*Task goal*. Print all of the records. Exclude the images.

*Material provided*.
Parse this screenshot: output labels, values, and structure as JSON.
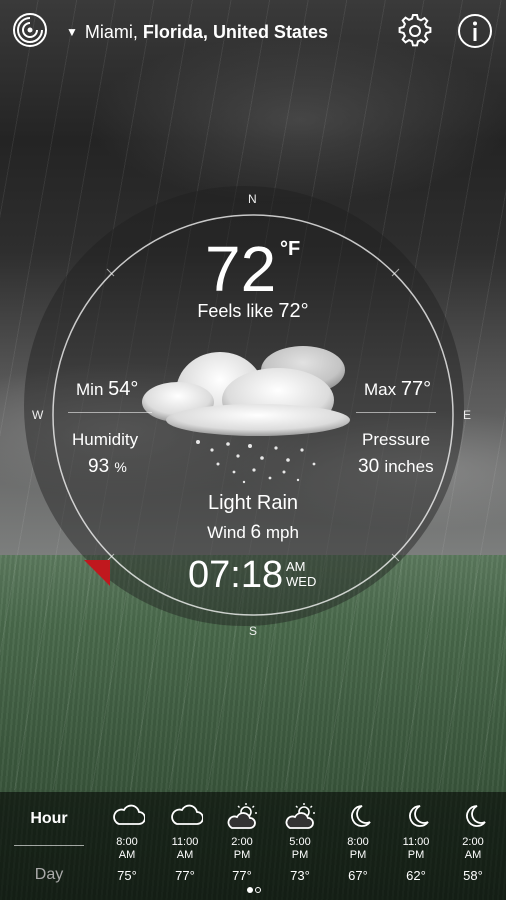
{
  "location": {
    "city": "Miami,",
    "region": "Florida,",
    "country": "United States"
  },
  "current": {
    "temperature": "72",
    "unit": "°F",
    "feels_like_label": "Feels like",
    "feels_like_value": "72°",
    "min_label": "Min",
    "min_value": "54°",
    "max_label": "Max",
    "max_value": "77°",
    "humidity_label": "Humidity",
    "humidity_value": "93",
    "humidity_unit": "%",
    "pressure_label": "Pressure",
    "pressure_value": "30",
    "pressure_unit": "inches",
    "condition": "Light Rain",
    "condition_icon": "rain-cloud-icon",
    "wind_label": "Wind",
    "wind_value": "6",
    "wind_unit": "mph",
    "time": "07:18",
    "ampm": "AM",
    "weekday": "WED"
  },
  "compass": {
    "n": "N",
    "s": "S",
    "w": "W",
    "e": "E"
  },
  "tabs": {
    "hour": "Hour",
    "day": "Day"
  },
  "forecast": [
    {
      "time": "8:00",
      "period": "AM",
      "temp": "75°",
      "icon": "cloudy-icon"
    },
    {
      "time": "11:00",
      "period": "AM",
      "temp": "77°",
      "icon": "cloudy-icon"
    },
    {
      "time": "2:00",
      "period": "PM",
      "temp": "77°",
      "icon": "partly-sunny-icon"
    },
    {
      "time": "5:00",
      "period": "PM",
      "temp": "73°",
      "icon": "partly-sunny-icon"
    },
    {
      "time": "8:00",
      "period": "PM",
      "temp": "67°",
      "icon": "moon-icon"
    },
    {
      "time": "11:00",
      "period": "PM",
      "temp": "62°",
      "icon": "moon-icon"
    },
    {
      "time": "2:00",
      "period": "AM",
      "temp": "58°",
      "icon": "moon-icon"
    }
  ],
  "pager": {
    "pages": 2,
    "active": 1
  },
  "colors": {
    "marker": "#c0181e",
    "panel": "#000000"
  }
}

*Reply*.
Parse this screenshot: output labels, values, and structure as JSON.
{
  "location": {
    "city": "Miami,",
    "region": "Florida,",
    "country": "United States"
  },
  "current": {
    "temperature": "72",
    "unit": "°F",
    "feels_like_label": "Feels like",
    "feels_like_value": "72°",
    "min_label": "Min",
    "min_value": "54°",
    "max_label": "Max",
    "max_value": "77°",
    "humidity_label": "Humidity",
    "humidity_value": "93",
    "humidity_unit": "%",
    "pressure_label": "Pressure",
    "pressure_value": "30",
    "pressure_unit": "inches",
    "condition": "Light Rain",
    "condition_icon": "rain-cloud-icon",
    "wind_label": "Wind",
    "wind_value": "6",
    "wind_unit": "mph",
    "time": "07:18",
    "ampm": "AM",
    "weekday": "WED"
  },
  "compass": {
    "n": "N",
    "s": "S",
    "w": "W",
    "e": "E"
  },
  "tabs": {
    "hour": "Hour",
    "day": "Day"
  },
  "forecast": [
    {
      "time": "8:00",
      "period": "AM",
      "temp": "75°",
      "icon": "cloudy-icon"
    },
    {
      "time": "11:00",
      "period": "AM",
      "temp": "77°",
      "icon": "cloudy-icon"
    },
    {
      "time": "2:00",
      "period": "PM",
      "temp": "77°",
      "icon": "partly-sunny-icon"
    },
    {
      "time": "5:00",
      "period": "PM",
      "temp": "73°",
      "icon": "partly-sunny-icon"
    },
    {
      "time": "8:00",
      "period": "PM",
      "temp": "67°",
      "icon": "moon-icon"
    },
    {
      "time": "11:00",
      "period": "PM",
      "temp": "62°",
      "icon": "moon-icon"
    },
    {
      "time": "2:00",
      "period": "AM",
      "temp": "58°",
      "icon": "moon-icon"
    }
  ],
  "pager": {
    "pages": 2,
    "active": 1
  },
  "colors": {
    "marker": "#c0181e",
    "panel": "#000000"
  }
}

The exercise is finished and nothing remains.